**How to complete this task**
Repeat the data word for word and skip the pictures.

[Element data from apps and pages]
▶

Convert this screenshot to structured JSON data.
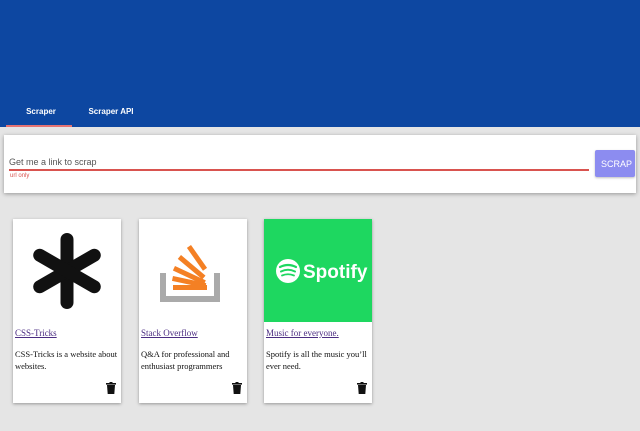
{
  "tabs": [
    {
      "label": "Scraper"
    },
    {
      "label": "Scraper API"
    }
  ],
  "search": {
    "placeholder": "Get me a link to scrap",
    "hint": "url only",
    "button_label": "SCRAP"
  },
  "cards": [
    {
      "title": "CSS-Tricks",
      "description": "CSS-Tricks is a website about websites.",
      "icon": "asterisk-logo-icon"
    },
    {
      "title": "Stack Overflow",
      "description": "Q&A for professional and enthusiast programmers",
      "icon": "stackoverflow-logo-icon"
    },
    {
      "title": "Music for everyone.",
      "description": "Spotify is all the music you’ll ever need.",
      "icon": "spotify-logo-icon",
      "logo_text": "Spotify"
    }
  ],
  "colors": {
    "header": "#0d47a1",
    "tab_indicator": "#e57373",
    "input_underline": "#d9534f",
    "scrap_button": "#8c8cf0",
    "spotify_green": "#1ed760"
  }
}
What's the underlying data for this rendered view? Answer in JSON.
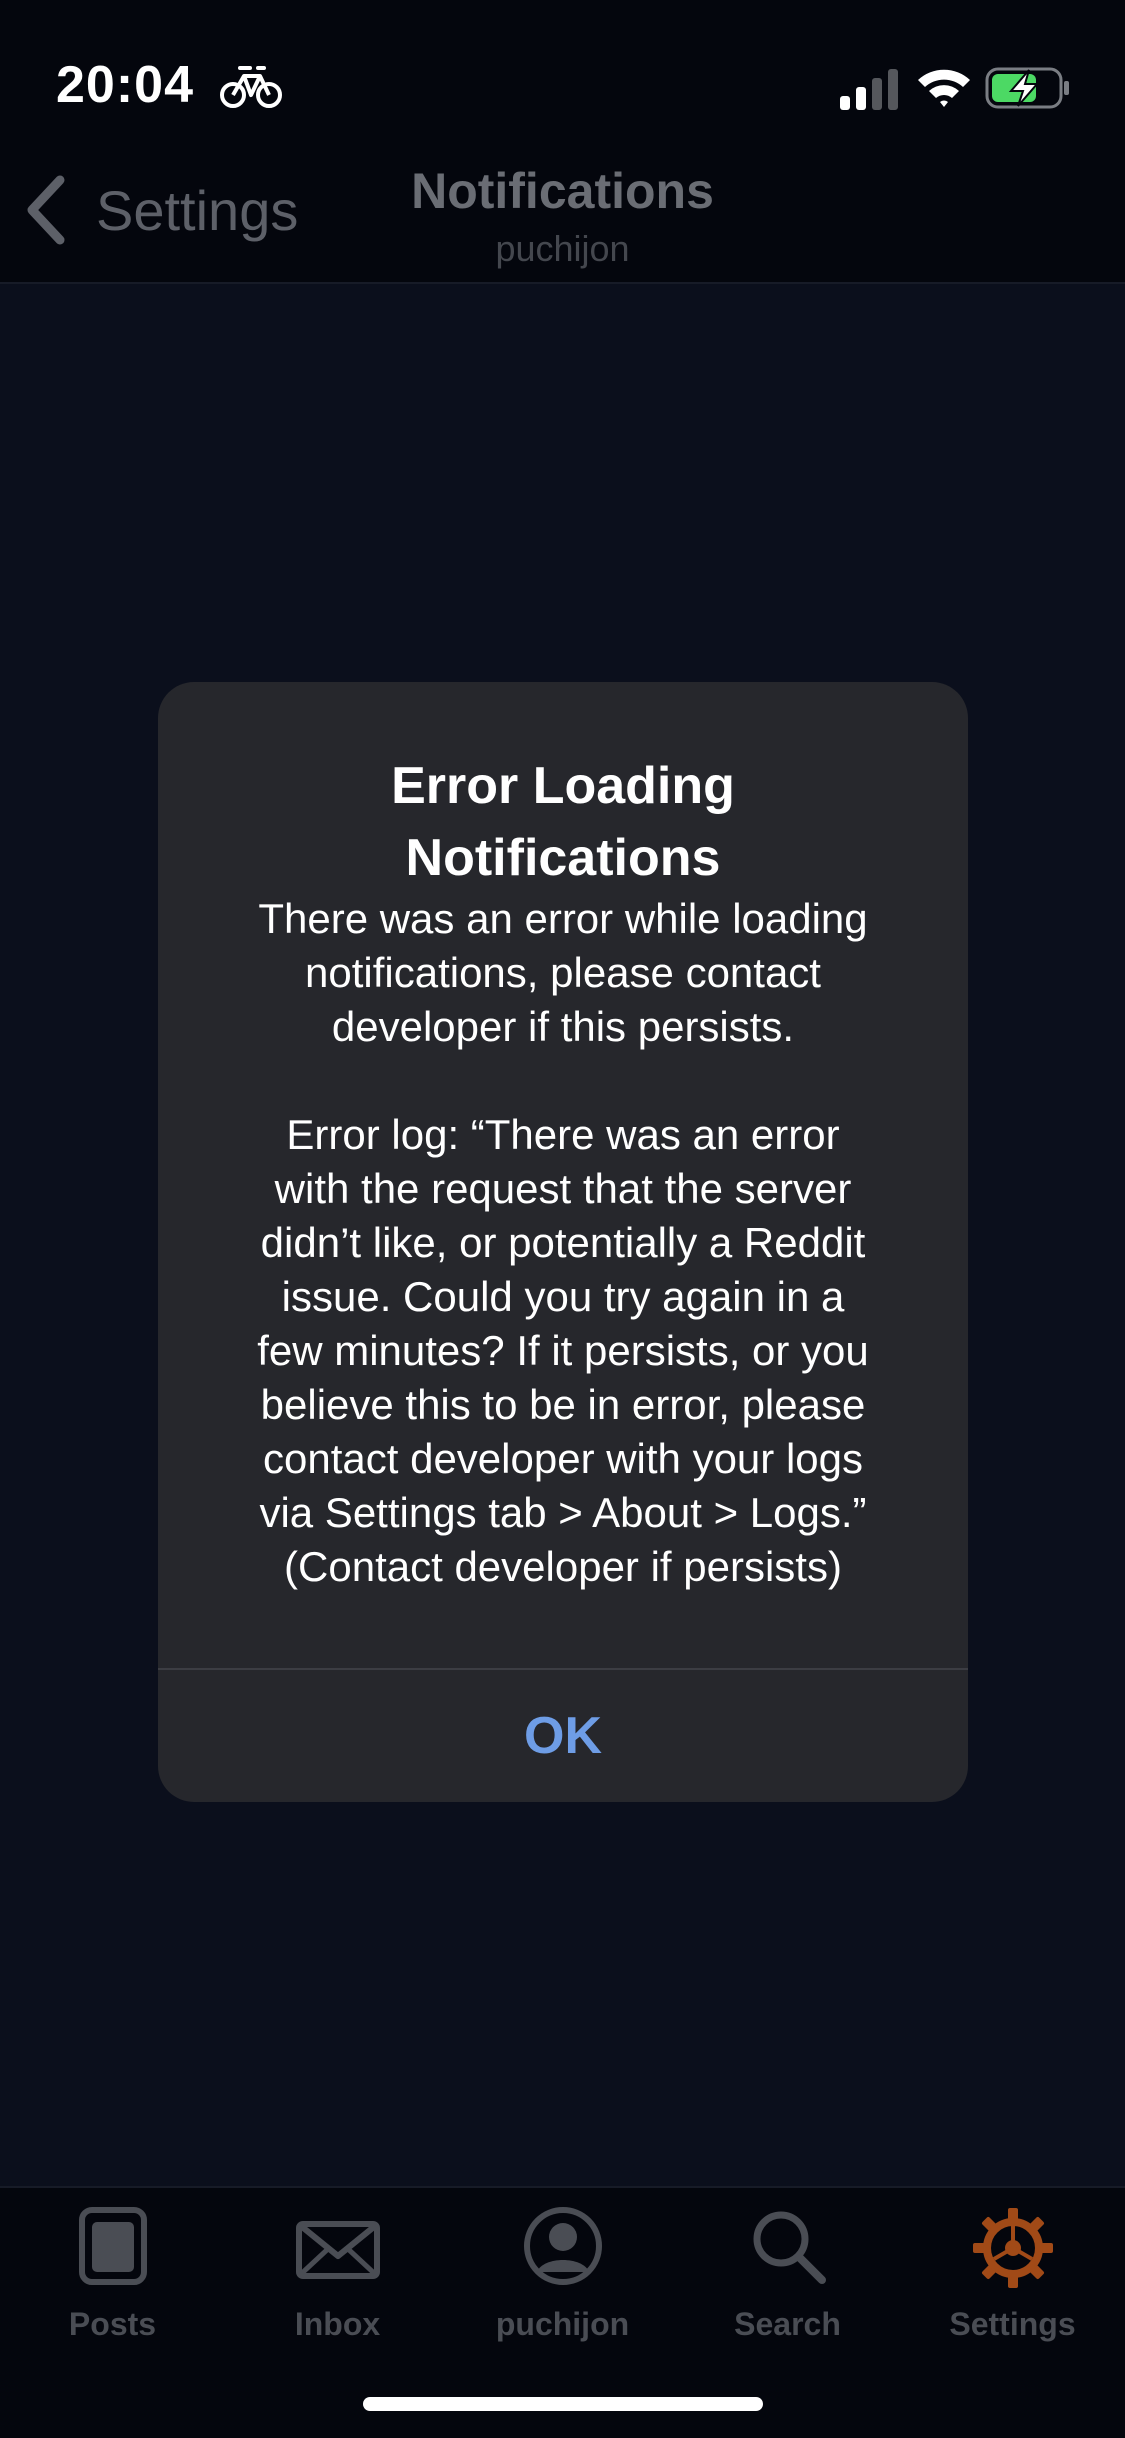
{
  "status_bar": {
    "time": "20:04",
    "icons": [
      "bike-icon",
      "signal-icon",
      "wifi-icon",
      "battery-charging-icon"
    ]
  },
  "nav": {
    "back_label": "Settings",
    "title": "Notifications",
    "subtitle": "puchijon"
  },
  "alert": {
    "title_line1": "Error Loading",
    "title_line2": "Notifications",
    "message_lines": [
      "There was an error while loading",
      "notifications, please contact",
      "developer if this persists."
    ],
    "log_lines": [
      "Error log: “There was an error",
      "with the request that the server",
      "didn’t like, or potentially a Reddit",
      "issue. Could you try again in a",
      "few minutes? If it persists, or you",
      "believe this to be in error, please",
      "contact developer with your logs",
      "via Settings tab > About > Logs.”",
      "(Contact developer if persists)"
    ],
    "ok_label": "OK"
  },
  "tabs": [
    {
      "label": "Posts",
      "icon": "posts-icon"
    },
    {
      "label": "Inbox",
      "icon": "inbox-icon"
    },
    {
      "label": "puchijon",
      "icon": "profile-icon"
    },
    {
      "label": "Search",
      "icon": "search-icon"
    },
    {
      "label": "Settings",
      "icon": "settings-gear-icon",
      "active": true
    }
  ],
  "colors": {
    "background": "#0b0f1c",
    "alert_background": "#26272c",
    "ok_button": "#6e9de6",
    "active_tab_icon": "#a14a17",
    "battery_fill": "#4cd964"
  }
}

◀

**Written solution**
Convert this screenshot to structured JSON data.
{
  "tabs": [
    {
      "label": "Scraper"
    },
    {
      "label": "Scraper API"
    }
  ],
  "search": {
    "placeholder": "Get me a link to scrap",
    "hint": "url only",
    "button_label": "SCRAP"
  },
  "cards": [
    {
      "title": "CSS-Tricks",
      "description": "CSS-Tricks is a website about websites.",
      "icon": "asterisk-logo-icon"
    },
    {
      "title": "Stack Overflow",
      "description": "Q&A for professional and enthusiast programmers",
      "icon": "stackoverflow-logo-icon"
    },
    {
      "title": "Music for everyone.",
      "description": "Spotify is all the music you’ll ever need.",
      "icon": "spotify-logo-icon",
      "logo_text": "Spotify"
    }
  ],
  "colors": {
    "header": "#0d47a1",
    "tab_indicator": "#e57373",
    "input_underline": "#d9534f",
    "scrap_button": "#8c8cf0",
    "spotify_green": "#1ed760"
  }
}
What's the underlying data for this rendered view? Answer in JSON.
{
  "status_bar": {
    "time": "20:04",
    "icons": [
      "bike-icon",
      "signal-icon",
      "wifi-icon",
      "battery-charging-icon"
    ]
  },
  "nav": {
    "back_label": "Settings",
    "title": "Notifications",
    "subtitle": "puchijon"
  },
  "alert": {
    "title_line1": "Error Loading",
    "title_line2": "Notifications",
    "message_lines": [
      "There was an error while loading",
      "notifications, please contact",
      "developer if this persists."
    ],
    "log_lines": [
      "Error log: “There was an error",
      "with the request that the server",
      "didn’t like, or potentially a Reddit",
      "issue. Could you try again in a",
      "few minutes? If it persists, or you",
      "believe this to be in error, please",
      "contact developer with your logs",
      "via Settings tab > About > Logs.”",
      "(Contact developer if persists)"
    ],
    "ok_label": "OK"
  },
  "tabs": [
    {
      "label": "Posts",
      "icon": "posts-icon"
    },
    {
      "label": "Inbox",
      "icon": "inbox-icon"
    },
    {
      "label": "puchijon",
      "icon": "profile-icon"
    },
    {
      "label": "Search",
      "icon": "search-icon"
    },
    {
      "label": "Settings",
      "icon": "settings-gear-icon",
      "active": true
    }
  ],
  "colors": {
    "background": "#0b0f1c",
    "alert_background": "#26272c",
    "ok_button": "#6e9de6",
    "active_tab_icon": "#a14a17",
    "battery_fill": "#4cd964"
  }
}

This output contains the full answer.